GOAL OF THE EXERCISE:
Print out the full listing below, word for word.
Top of THE DATA
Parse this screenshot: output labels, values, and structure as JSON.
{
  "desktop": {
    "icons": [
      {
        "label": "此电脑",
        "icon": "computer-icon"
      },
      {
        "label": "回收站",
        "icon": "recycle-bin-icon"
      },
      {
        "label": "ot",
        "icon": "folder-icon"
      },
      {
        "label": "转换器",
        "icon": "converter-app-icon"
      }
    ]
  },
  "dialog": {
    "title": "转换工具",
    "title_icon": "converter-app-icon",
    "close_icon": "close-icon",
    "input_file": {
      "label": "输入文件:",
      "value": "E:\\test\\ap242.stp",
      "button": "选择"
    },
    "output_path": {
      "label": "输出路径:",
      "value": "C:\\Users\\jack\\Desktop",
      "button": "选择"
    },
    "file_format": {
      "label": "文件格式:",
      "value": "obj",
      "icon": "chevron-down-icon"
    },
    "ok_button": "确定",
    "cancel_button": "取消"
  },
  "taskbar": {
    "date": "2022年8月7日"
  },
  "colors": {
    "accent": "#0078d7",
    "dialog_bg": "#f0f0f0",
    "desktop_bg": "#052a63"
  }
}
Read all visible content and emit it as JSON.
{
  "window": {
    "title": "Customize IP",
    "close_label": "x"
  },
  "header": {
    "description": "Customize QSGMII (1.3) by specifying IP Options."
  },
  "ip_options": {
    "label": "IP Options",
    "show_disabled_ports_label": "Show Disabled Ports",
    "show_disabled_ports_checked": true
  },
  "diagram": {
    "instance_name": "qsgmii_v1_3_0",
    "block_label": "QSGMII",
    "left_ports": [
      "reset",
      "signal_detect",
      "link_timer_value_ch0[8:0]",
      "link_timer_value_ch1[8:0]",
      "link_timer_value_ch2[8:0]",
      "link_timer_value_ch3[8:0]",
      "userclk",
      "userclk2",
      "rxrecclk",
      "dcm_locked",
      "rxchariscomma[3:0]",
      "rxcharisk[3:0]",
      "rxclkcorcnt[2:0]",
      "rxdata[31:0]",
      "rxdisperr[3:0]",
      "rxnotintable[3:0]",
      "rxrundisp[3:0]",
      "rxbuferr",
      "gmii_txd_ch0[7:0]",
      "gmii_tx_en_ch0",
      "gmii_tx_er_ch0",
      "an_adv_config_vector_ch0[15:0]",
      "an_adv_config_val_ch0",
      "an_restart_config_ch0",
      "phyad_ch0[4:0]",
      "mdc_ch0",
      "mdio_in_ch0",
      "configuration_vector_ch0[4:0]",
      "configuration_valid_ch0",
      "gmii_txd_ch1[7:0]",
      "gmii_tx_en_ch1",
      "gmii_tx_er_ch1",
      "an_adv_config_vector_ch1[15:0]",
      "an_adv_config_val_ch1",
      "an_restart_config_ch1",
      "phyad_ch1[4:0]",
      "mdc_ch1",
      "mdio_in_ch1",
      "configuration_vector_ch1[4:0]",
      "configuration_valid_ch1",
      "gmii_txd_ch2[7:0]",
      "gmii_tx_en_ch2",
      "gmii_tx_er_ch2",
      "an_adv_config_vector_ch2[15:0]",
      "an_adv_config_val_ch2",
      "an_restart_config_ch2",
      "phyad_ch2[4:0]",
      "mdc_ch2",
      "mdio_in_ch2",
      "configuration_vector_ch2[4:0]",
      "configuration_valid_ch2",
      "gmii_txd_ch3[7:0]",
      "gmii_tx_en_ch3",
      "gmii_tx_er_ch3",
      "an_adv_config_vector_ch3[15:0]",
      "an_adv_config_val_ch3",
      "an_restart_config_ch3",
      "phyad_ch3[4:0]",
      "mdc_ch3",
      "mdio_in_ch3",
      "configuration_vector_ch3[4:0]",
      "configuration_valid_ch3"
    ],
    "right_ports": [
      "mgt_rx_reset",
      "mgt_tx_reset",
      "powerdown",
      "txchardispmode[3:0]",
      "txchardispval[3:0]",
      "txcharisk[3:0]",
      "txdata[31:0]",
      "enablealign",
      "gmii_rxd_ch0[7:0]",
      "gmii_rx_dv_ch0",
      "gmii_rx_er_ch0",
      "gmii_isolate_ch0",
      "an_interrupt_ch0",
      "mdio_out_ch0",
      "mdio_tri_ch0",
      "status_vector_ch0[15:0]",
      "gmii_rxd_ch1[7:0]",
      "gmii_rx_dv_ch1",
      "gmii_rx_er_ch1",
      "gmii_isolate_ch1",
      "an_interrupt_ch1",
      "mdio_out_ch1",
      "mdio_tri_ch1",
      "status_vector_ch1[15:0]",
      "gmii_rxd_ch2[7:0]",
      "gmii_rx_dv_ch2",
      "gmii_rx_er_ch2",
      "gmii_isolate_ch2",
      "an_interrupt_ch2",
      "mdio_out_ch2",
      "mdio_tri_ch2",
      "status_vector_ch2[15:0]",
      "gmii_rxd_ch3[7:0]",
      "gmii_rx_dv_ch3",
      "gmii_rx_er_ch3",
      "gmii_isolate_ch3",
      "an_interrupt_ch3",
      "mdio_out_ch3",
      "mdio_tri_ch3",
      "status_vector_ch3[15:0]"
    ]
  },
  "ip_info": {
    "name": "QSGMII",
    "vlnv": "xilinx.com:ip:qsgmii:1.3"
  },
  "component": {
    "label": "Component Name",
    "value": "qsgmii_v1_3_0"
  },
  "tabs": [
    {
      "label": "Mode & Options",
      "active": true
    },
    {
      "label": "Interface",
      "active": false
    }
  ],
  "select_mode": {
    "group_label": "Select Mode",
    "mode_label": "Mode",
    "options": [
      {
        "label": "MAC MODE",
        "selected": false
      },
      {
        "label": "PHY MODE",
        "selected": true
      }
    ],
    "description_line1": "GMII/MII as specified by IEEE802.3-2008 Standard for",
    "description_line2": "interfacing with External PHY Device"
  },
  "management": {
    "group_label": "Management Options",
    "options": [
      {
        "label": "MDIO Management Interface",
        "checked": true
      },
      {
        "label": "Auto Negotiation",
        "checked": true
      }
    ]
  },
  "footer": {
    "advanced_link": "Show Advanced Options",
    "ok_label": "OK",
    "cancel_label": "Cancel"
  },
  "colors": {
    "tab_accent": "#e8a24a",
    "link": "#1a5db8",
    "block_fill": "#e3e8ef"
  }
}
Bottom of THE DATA
SOLVED PROBLEM:
Parse this screenshot: output labels, values, and structure as JSON.
{
  "desktop": {
    "icons": [
      {
        "label": "此电脑",
        "icon": "computer-icon"
      },
      {
        "label": "回收站",
        "icon": "recycle-bin-icon"
      },
      {
        "label": "ot",
        "icon": "folder-icon"
      },
      {
        "label": "转换器",
        "icon": "converter-app-icon"
      }
    ]
  },
  "dialog": {
    "title": "转换工具",
    "title_icon": "converter-app-icon",
    "close_icon": "close-icon",
    "input_file": {
      "label": "输入文件:",
      "value": "E:\\test\\ap242.stp",
      "button": "选择"
    },
    "output_path": {
      "label": "输出路径:",
      "value": "C:\\Users\\jack\\Desktop",
      "button": "选择"
    },
    "file_format": {
      "label": "文件格式:",
      "value": "obj",
      "icon": "chevron-down-icon"
    },
    "ok_button": "确定",
    "cancel_button": "取消"
  },
  "taskbar": {
    "date": "2022年8月7日"
  },
  "colors": {
    "accent": "#0078d7",
    "dialog_bg": "#f0f0f0",
    "desktop_bg": "#052a63"
  }
}
Read all visible content and emit it as JSON.
{
  "window": {
    "title": "Customize IP",
    "close_label": "x"
  },
  "header": {
    "description": "Customize QSGMII (1.3) by specifying IP Options."
  },
  "ip_options": {
    "label": "IP Options",
    "show_disabled_ports_label": "Show Disabled Ports",
    "show_disabled_ports_checked": true
  },
  "diagram": {
    "instance_name": "qsgmii_v1_3_0",
    "block_label": "QSGMII",
    "left_ports": [
      "reset",
      "signal_detect",
      "link_timer_value_ch0[8:0]",
      "link_timer_value_ch1[8:0]",
      "link_timer_value_ch2[8:0]",
      "link_timer_value_ch3[8:0]",
      "userclk",
      "userclk2",
      "rxrecclk",
      "dcm_locked",
      "rxchariscomma[3:0]",
      "rxcharisk[3:0]",
      "rxclkcorcnt[2:0]",
      "rxdata[31:0]",
      "rxdisperr[3:0]",
      "rxnotintable[3:0]",
      "rxrundisp[3:0]",
      "rxbuferr",
      "gmii_txd_ch0[7:0]",
      "gmii_tx_en_ch0",
      "gmii_tx_er_ch0",
      "an_adv_config_vector_ch0[15:0]",
      "an_adv_config_val_ch0",
      "an_restart_config_ch0",
      "phyad_ch0[4:0]",
      "mdc_ch0",
      "mdio_in_ch0",
      "configuration_vector_ch0[4:0]",
      "configuration_valid_ch0",
      "gmii_txd_ch1[7:0]",
      "gmii_tx_en_ch1",
      "gmii_tx_er_ch1",
      "an_adv_config_vector_ch1[15:0]",
      "an_adv_config_val_ch1",
      "an_restart_config_ch1",
      "phyad_ch1[4:0]",
      "mdc_ch1",
      "mdio_in_ch1",
      "configuration_vector_ch1[4:0]",
      "configuration_valid_ch1",
      "gmii_txd_ch2[7:0]",
      "gmii_tx_en_ch2",
      "gmii_tx_er_ch2",
      "an_adv_config_vector_ch2[15:0]",
      "an_adv_config_val_ch2",
      "an_restart_config_ch2",
      "phyad_ch2[4:0]",
      "mdc_ch2",
      "mdio_in_ch2",
      "configuration_vector_ch2[4:0]",
      "configuration_valid_ch2",
      "gmii_txd_ch3[7:0]",
      "gmii_tx_en_ch3",
      "gmii_tx_er_ch3",
      "an_adv_config_vector_ch3[15:0]",
      "an_adv_config_val_ch3",
      "an_restart_config_ch3",
      "phyad_ch3[4:0]",
      "mdc_ch3",
      "mdio_in_ch3",
      "configuration_vector_ch3[4:0]",
      "configuration_valid_ch3"
    ],
    "right_ports": [
      "mgt_rx_reset",
      "mgt_tx_reset",
      "powerdown",
      "txchardispmode[3:0]",
      "txchardispval[3:0]",
      "txcharisk[3:0]",
      "txdata[31:0]",
      "enablealign",
      "gmii_rxd_ch0[7:0]",
      "gmii_rx_dv_ch0",
      "gmii_rx_er_ch0",
      "gmii_isolate_ch0",
      "an_interrupt_ch0",
      "mdio_out_ch0",
      "mdio_tri_ch0",
      "status_vector_ch0[15:0]",
      "gmii_rxd_ch1[7:0]",
      "gmii_rx_dv_ch1",
      "gmii_rx_er_ch1",
      "gmii_isolate_ch1",
      "an_interrupt_ch1",
      "mdio_out_ch1",
      "mdio_tri_ch1",
      "status_vector_ch1[15:0]",
      "gmii_rxd_ch2[7:0]",
      "gmii_rx_dv_ch2",
      "gmii_rx_er_ch2",
      "gmii_isolate_ch2",
      "an_interrupt_ch2",
      "mdio_out_ch2",
      "mdio_tri_ch2",
      "status_vector_ch2[15:0]",
      "gmii_rxd_ch3[7:0]",
      "gmii_rx_dv_ch3",
      "gmii_rx_er_ch3",
      "gmii_isolate_ch3",
      "an_interrupt_ch3",
      "mdio_out_ch3",
      "mdio_tri_ch3",
      "status_vector_ch3[15:0]"
    ]
  },
  "ip_info": {
    "name": "QSGMII",
    "vlnv": "xilinx.com:ip:qsgmii:1.3"
  },
  "component": {
    "label": "Component Name",
    "value": "qsgmii_v1_3_0"
  },
  "tabs": [
    {
      "label": "Mode & Options",
      "active": true
    },
    {
      "label": "Interface",
      "active": false
    }
  ],
  "select_mode": {
    "group_label": "Select Mode",
    "mode_label": "Mode",
    "options": [
      {
        "label": "MAC MODE",
        "selected": false
      },
      {
        "label": "PHY MODE",
        "selected": true
      }
    ],
    "description_line1": "GMII/MII as specified by IEEE802.3-2008 Standard for",
    "description_line2": "interfacing with External PHY Device"
  },
  "management": {
    "group_label": "Management Options",
    "options": [
      {
        "label": "MDIO Management Interface",
        "checked": true
      },
      {
        "label": "Auto Negotiation",
        "checked": true
      }
    ]
  },
  "footer": {
    "advanced_link": "Show Advanced Options",
    "ok_label": "OK",
    "cancel_label": "Cancel"
  },
  "colors": {
    "tab_accent": "#e8a24a",
    "link": "#1a5db8",
    "block_fill": "#e3e8ef"
  }
}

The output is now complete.